◆ What needs to be done
Exclude the pictures and retype the entries as written.

** Opening Input for this task block **

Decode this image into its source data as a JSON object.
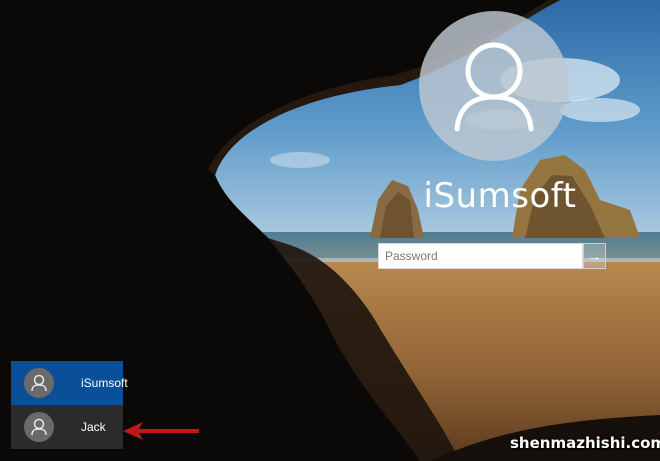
{
  "account": {
    "name": "iSumsoft",
    "avatar_icon": "user-icon"
  },
  "password_field": {
    "placeholder": "Password",
    "submit_icon": "arrow-right-icon",
    "submit_glyph": "→"
  },
  "user_list": [
    {
      "name": "iSumsoft",
      "selected": true,
      "icon": "user-icon"
    },
    {
      "name": "Jack",
      "selected": false,
      "icon": "user-icon"
    }
  ],
  "annotation": {
    "color": "#c0171b",
    "icon": "left-arrow-annotation"
  },
  "watermark": "shenmazhishi.com",
  "colors": {
    "selected_user": "#0a4f97",
    "unselected_user": "#2b2b2b",
    "avatar_bg": "#bec8d2"
  }
}
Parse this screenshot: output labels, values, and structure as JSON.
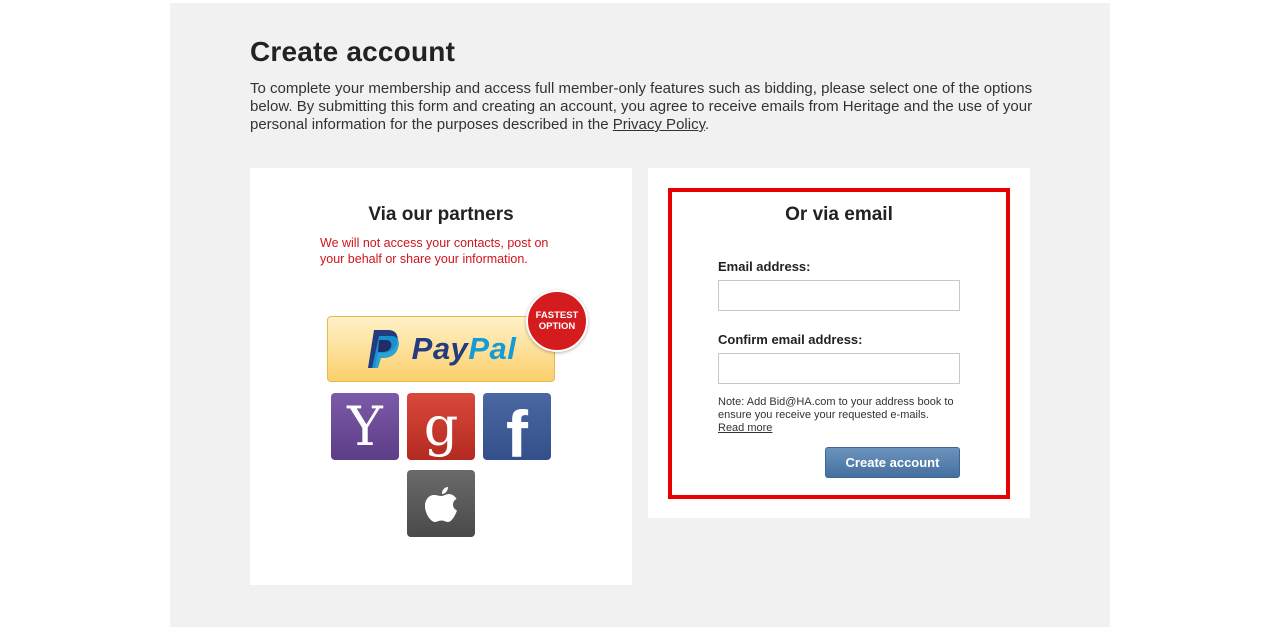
{
  "page": {
    "title": "Create account",
    "intro_text": "To complete your membership and access full member-only features such as bidding, please select one of the options below. By submitting this form and creating an account, you agree to receive emails from Heritage and the use of your personal information for the purposes described in the ",
    "privacy_link": "Privacy Policy",
    "intro_end": "."
  },
  "partners": {
    "title": "Via our partners",
    "note": "We will not access your contacts, post on your behalf or share your information.",
    "paypal": {
      "word_pay": "Pay",
      "word_pal": "Pal",
      "icon": "paypal-icon"
    },
    "badge": {
      "line1": "FASTEST",
      "line2": "OPTION"
    },
    "social": [
      {
        "name": "Yahoo",
        "glyph": "Y",
        "icon": "yahoo-icon",
        "color": "#6b4a99"
      },
      {
        "name": "Google",
        "glyph": "g",
        "icon": "google-icon",
        "color": "#c8372c"
      },
      {
        "name": "Facebook",
        "glyph": "f",
        "icon": "facebook-icon",
        "color": "#3f5c97"
      },
      {
        "name": "Apple",
        "glyph": "",
        "icon": "apple-icon",
        "color": "#595959"
      }
    ]
  },
  "email_form": {
    "title": "Or via email",
    "email_label": "Email address:",
    "email_value": "",
    "confirm_label": "Confirm email address:",
    "confirm_value": "",
    "note": "Note: Add Bid@HA.com to your address book to ensure you receive your requested e-mails.",
    "read_more": "Read more",
    "submit_label": "Create account",
    "highlight_color": "#e90000"
  }
}
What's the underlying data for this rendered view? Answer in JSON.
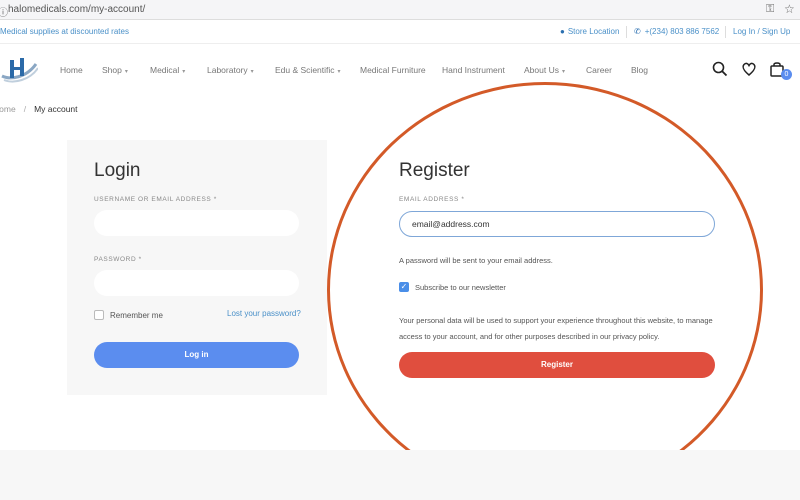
{
  "browser": {
    "url": "halomedicals.com/my-account/"
  },
  "topbar": {
    "promo": "Medical supplies at discounted rates",
    "store_location": "Store Location",
    "phone": "+(234) 803 886 7562",
    "login_signup": "Log In / Sign Up"
  },
  "nav": {
    "items": [
      {
        "label": "Home"
      },
      {
        "label": "Shop"
      },
      {
        "label": "Medical"
      },
      {
        "label": "Laboratory"
      },
      {
        "label": "Edu & Scientific"
      },
      {
        "label": "Medical Furniture"
      },
      {
        "label": "Hand Instrument"
      },
      {
        "label": "About Us"
      },
      {
        "label": "Career"
      },
      {
        "label": "Blog"
      }
    ],
    "cart_count": "0"
  },
  "breadcrumb": {
    "home": "Home",
    "current": "My account"
  },
  "login": {
    "title": "Login",
    "username_label": "USERNAME OR EMAIL ADDRESS *",
    "password_label": "PASSWORD *",
    "remember_label": "Remember me",
    "lost_password": "Lost your password?",
    "button": "Log in"
  },
  "register": {
    "title": "Register",
    "email_label": "EMAIL ADDRESS *",
    "email_value": "email@address.com",
    "note": "A password will be sent to your email address.",
    "subscribe_label": "Subscribe to our newsletter",
    "privacy_text": "Your personal data will be used to support your experience throughout this website, to manage access to your account, and for other purposes described in our privacy policy.",
    "button": "Register"
  },
  "colors": {
    "accent_blue": "#5b8def",
    "register_red": "#e04e3e",
    "highlight_circle": "#d35a28"
  }
}
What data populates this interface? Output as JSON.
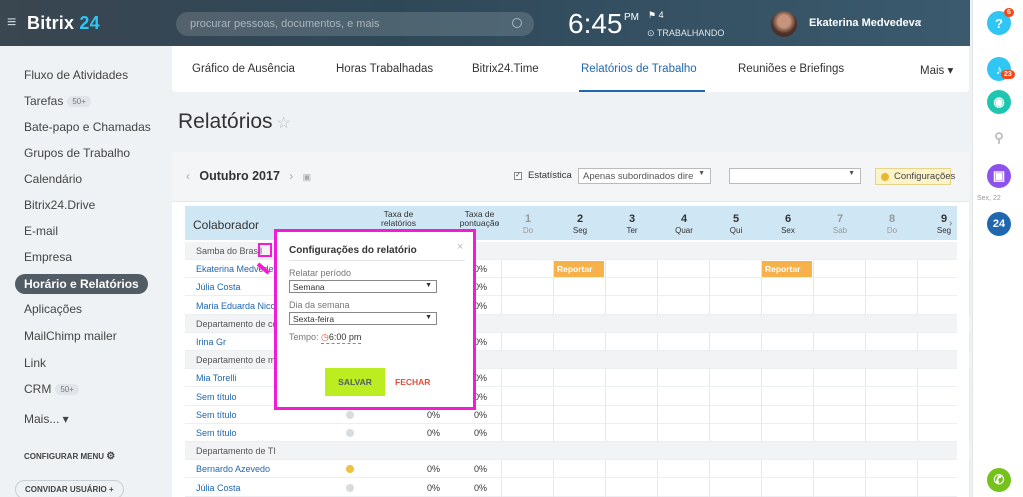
{
  "header": {
    "logo_a": "Bitrix",
    "logo_b": " 24",
    "search_placeholder": "procurar pessoas, documentos, e mais",
    "time": "6:45",
    "ampm": "PM",
    "flag_count": "4",
    "work_status": "TRABALHANDO",
    "user_name": "Ekaterina Medvedeva"
  },
  "sidebar": {
    "items": [
      {
        "label": "Fluxo de Atividades"
      },
      {
        "label": "Tarefas",
        "count": "50+"
      },
      {
        "label": "Bate-papo e Chamadas"
      },
      {
        "label": "Grupos de Trabalho"
      },
      {
        "label": "Calendário"
      },
      {
        "label": "Bitrix24.Drive"
      },
      {
        "label": "E-mail"
      },
      {
        "label": "Empresa"
      },
      {
        "label": "Horário e Relatórios"
      },
      {
        "label": "Aplicações"
      },
      {
        "label": "MailChimp mailer"
      },
      {
        "label": "Link"
      },
      {
        "label": "CRM",
        "count": "50+"
      },
      {
        "label": "Mais... ▾"
      }
    ],
    "configure_menu": "CONFIGURAR MENU",
    "invite_user": "CONVIDAR USUÁRIO"
  },
  "tabs": [
    "Gráfico de Ausência",
    "Horas Trabalhadas",
    "Bitrix24.Time",
    "Relatórios de Trabalho",
    "Reuniões e Briefings",
    "Mais ▾"
  ],
  "page_title": "Relatórios",
  "toolbar": {
    "month": "Outubro 2017",
    "statistics_label": "Estatística",
    "filter_value": "Apenas subordinados dire",
    "settings_label": "Configurações"
  },
  "table": {
    "col_name": "Colaborador",
    "col_rate1": "Taxa de relatórios",
    "col_rate2": "Taxa de pontuação",
    "days": [
      {
        "n": "1",
        "d": "Do",
        "weekend": true
      },
      {
        "n": "2",
        "d": "Seg"
      },
      {
        "n": "3",
        "d": "Ter"
      },
      {
        "n": "4",
        "d": "Quar"
      },
      {
        "n": "5",
        "d": "Qui"
      },
      {
        "n": "6",
        "d": "Sex"
      },
      {
        "n": "7",
        "d": "Sab",
        "weekend": true
      },
      {
        "n": "8",
        "d": "Do",
        "weekend": true
      },
      {
        "n": "9",
        "d": "Seg"
      }
    ],
    "report_label": "Reportar",
    "rows": [
      {
        "name": "Samba do Brasil",
        "group": true
      },
      {
        "name": "Ekaterina Medvedeva",
        "p1": "",
        "p2": "0%"
      },
      {
        "name": "Júlia Costa",
        "p1": "",
        "p2": "0%"
      },
      {
        "name": "Maria Eduarda Nico",
        "p1": "",
        "p2": "0%"
      },
      {
        "name": "Departamento de co",
        "group": true
      },
      {
        "name": "Irina Gr",
        "p1": "",
        "p2": "0%"
      },
      {
        "name": "Departamento de ma",
        "group": true
      },
      {
        "name": "Mia Torelli",
        "p1": "",
        "p2": "0%"
      },
      {
        "name": "Sem título",
        "p1": "",
        "p2": "0%"
      },
      {
        "name": "Sem título",
        "p1": "0%",
        "p2": "0%"
      },
      {
        "name": "Sem título",
        "p1": "0%",
        "p2": "0%"
      },
      {
        "name": "Departamento de TI",
        "group": true
      },
      {
        "name": "Bernardo Azevedo",
        "p1": "0%",
        "p2": "0%"
      },
      {
        "name": "Júlia Costa",
        "p1": "0%",
        "p2": "0%"
      }
    ]
  },
  "popup": {
    "title": "Configurações do relatório",
    "period_label": "Relatar período",
    "period_value": "Semana",
    "weekday_label": "Dia da semana",
    "weekday_value": "Sexta-feira",
    "time_label": "Tempo:",
    "time_value": "6:00 pm",
    "save": "SALVAR",
    "close": "FECHAR"
  },
  "rightbar": {
    "help_badge": "6",
    "notif_badge": "23",
    "date": "Sex, 22",
    "b24": "24"
  }
}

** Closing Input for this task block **

◆ Answer section
Decode this image into its source data as a JSON object.
{
  "account": {
    "name": "iSumsoft",
    "avatar_icon": "user-icon"
  },
  "password_field": {
    "placeholder": "Password",
    "submit_icon": "arrow-right-icon",
    "submit_glyph": "→"
  },
  "user_list": [
    {
      "name": "iSumsoft",
      "selected": true,
      "icon": "user-icon"
    },
    {
      "name": "Jack",
      "selected": false,
      "icon": "user-icon"
    }
  ],
  "annotation": {
    "color": "#c0171b",
    "icon": "left-arrow-annotation"
  },
  "watermark": "shenmazhishi.com",
  "colors": {
    "selected_user": "#0a4f97",
    "unselected_user": "#2b2b2b",
    "avatar_bg": "#bec8d2"
  }
}
Parse this screenshot: output labels, values, and structure as JSON.
{
  "page": {
    "title": "Create account",
    "intro_text": "To complete your membership and access full member-only features such as bidding, please select one of the options below. By submitting this form and creating an account, you agree to receive emails from Heritage and the use of your personal information for the purposes described in the ",
    "privacy_link": "Privacy Policy",
    "intro_end": "."
  },
  "partners": {
    "title": "Via our partners",
    "note": "We will not access your contacts, post on your behalf or share your information.",
    "paypal": {
      "word_pay": "Pay",
      "word_pal": "Pal",
      "icon": "paypal-icon"
    },
    "badge": {
      "line1": "FASTEST",
      "line2": "OPTION"
    },
    "social": [
      {
        "name": "Yahoo",
        "glyph": "Y",
        "icon": "yahoo-icon",
        "color": "#6b4a99"
      },
      {
        "name": "Google",
        "glyph": "g",
        "icon": "google-icon",
        "color": "#c8372c"
      },
      {
        "name": "Facebook",
        "glyph": "f",
        "icon": "facebook-icon",
        "color": "#3f5c97"
      },
      {
        "name": "Apple",
        "glyph": "",
        "icon": "apple-icon",
        "color": "#595959"
      }
    ]
  },
  "email_form": {
    "title": "Or via email",
    "email_label": "Email address:",
    "email_value": "",
    "confirm_label": "Confirm email address:",
    "confirm_value": "",
    "note": "Note: Add Bid@HA.com to your address book to ensure you receive your requested e-mails.",
    "read_more": "Read more",
    "submit_label": "Create account",
    "highlight_color": "#e90000"
  }
}
What's the underlying data for this rendered view? Answer in JSON.
{
  "browser": {
    "url": "halomedicals.com/my-account/"
  },
  "topbar": {
    "promo": "Medical supplies at discounted rates",
    "store_location": "Store Location",
    "phone": "+(234) 803 886 7562",
    "login_signup": "Log In / Sign Up"
  },
  "nav": {
    "items": [
      {
        "label": "Home"
      },
      {
        "label": "Shop"
      },
      {
        "label": "Medical"
      },
      {
        "label": "Laboratory"
      },
      {
        "label": "Edu & Scientific"
      },
      {
        "label": "Medical Furniture"
      },
      {
        "label": "Hand Instrument"
      },
      {
        "label": "About Us"
      },
      {
        "label": "Career"
      },
      {
        "label": "Blog"
      }
    ],
    "cart_count": "0"
  },
  "breadcrumb": {
    "home": "Home",
    "current": "My account"
  },
  "login": {
    "title": "Login",
    "username_label": "USERNAME OR EMAIL ADDRESS *",
    "password_label": "PASSWORD *",
    "remember_label": "Remember me",
    "lost_password": "Lost your password?",
    "button": "Log in"
  },
  "register": {
    "title": "Register",
    "email_label": "EMAIL ADDRESS *",
    "email_value": "email@address.com",
    "note": "A password will be sent to your email address.",
    "subscribe_label": "Subscribe to our newsletter",
    "privacy_text": "Your personal data will be used to support your experience throughout this website, to manage access to your account, and for other purposes described in our privacy policy.",
    "button": "Register"
  },
  "colors": {
    "accent_blue": "#5b8def",
    "register_red": "#e04e3e",
    "highlight_circle": "#d35a28"
  }
}
What data populates this interface? Output as JSON.
{
  "header": {
    "logo_a": "Bitrix",
    "logo_b": " 24",
    "search_placeholder": "procurar pessoas, documentos, e mais",
    "time": "6:45",
    "ampm": "PM",
    "flag_count": "4",
    "work_status": "TRABALHANDO",
    "user_name": "Ekaterina Medvedeva"
  },
  "sidebar": {
    "items": [
      {
        "label": "Fluxo de Atividades"
      },
      {
        "label": "Tarefas",
        "count": "50+"
      },
      {
        "label": "Bate-papo e Chamadas"
      },
      {
        "label": "Grupos de Trabalho"
      },
      {
        "label": "Calendário"
      },
      {
        "label": "Bitrix24.Drive"
      },
      {
        "label": "E-mail"
      },
      {
        "label": "Empresa"
      },
      {
        "label": "Horário e Relatórios"
      },
      {
        "label": "Aplicações"
      },
      {
        "label": "MailChimp mailer"
      },
      {
        "label": "Link"
      },
      {
        "label": "CRM",
        "count": "50+"
      },
      {
        "label": "Mais... ▾"
      }
    ],
    "configure_menu": "CONFIGURAR MENU",
    "invite_user": "CONVIDAR USUÁRIO"
  },
  "tabs": [
    "Gráfico de Ausência",
    "Horas Trabalhadas",
    "Bitrix24.Time",
    "Relatórios de Trabalho",
    "Reuniões e Briefings",
    "Mais ▾"
  ],
  "page_title": "Relatórios",
  "toolbar": {
    "month": "Outubro 2017",
    "statistics_label": "Estatística",
    "filter_value": "Apenas subordinados dire",
    "settings_label": "Configurações"
  },
  "table": {
    "col_name": "Colaborador",
    "col_rate1": "Taxa de relatórios",
    "col_rate2": "Taxa de pontuação",
    "days": [
      {
        "n": "1",
        "d": "Do",
        "weekend": true
      },
      {
        "n": "2",
        "d": "Seg"
      },
      {
        "n": "3",
        "d": "Ter"
      },
      {
        "n": "4",
        "d": "Quar"
      },
      {
        "n": "5",
        "d": "Qui"
      },
      {
        "n": "6",
        "d": "Sex"
      },
      {
        "n": "7",
        "d": "Sab",
        "weekend": true
      },
      {
        "n": "8",
        "d": "Do",
        "weekend": true
      },
      {
        "n": "9",
        "d": "Seg"
      }
    ],
    "report_label": "Reportar",
    "rows": [
      {
        "name": "Samba do Brasil",
        "group": true
      },
      {
        "name": "Ekaterina Medvedeva",
        "p1": "",
        "p2": "0%"
      },
      {
        "name": "Júlia Costa",
        "p1": "",
        "p2": "0%"
      },
      {
        "name": "Maria Eduarda Nico",
        "p1": "",
        "p2": "0%"
      },
      {
        "name": "Departamento de co",
        "group": true
      },
      {
        "name": "Irina Gr",
        "p1": "",
        "p2": "0%"
      },
      {
        "name": "Departamento de ma",
        "group": true
      },
      {
        "name": "Mia Torelli",
        "p1": "",
        "p2": "0%"
      },
      {
        "name": "Sem título",
        "p1": "",
        "p2": "0%"
      },
      {
        "name": "Sem título",
        "p1": "0%",
        "p2": "0%"
      },
      {
        "name": "Sem título",
        "p1": "0%",
        "p2": "0%"
      },
      {
        "name": "Departamento de TI",
        "group": true
      },
      {
        "name": "Bernardo Azevedo",
        "p1": "0%",
        "p2": "0%"
      },
      {
        "name": "Júlia Costa",
        "p1": "0%",
        "p2": "0%"
      }
    ]
  },
  "popup": {
    "title": "Configurações do relatório",
    "period_label": "Relatar período",
    "period_value": "Semana",
    "weekday_label": "Dia da semana",
    "weekday_value": "Sexta-feira",
    "time_label": "Tempo:",
    "time_value": "6:00 pm",
    "save": "SALVAR",
    "close": "FECHAR"
  },
  "rightbar": {
    "help_badge": "6",
    "notif_badge": "23",
    "date": "Sex, 22",
    "b24": "24"
  }
}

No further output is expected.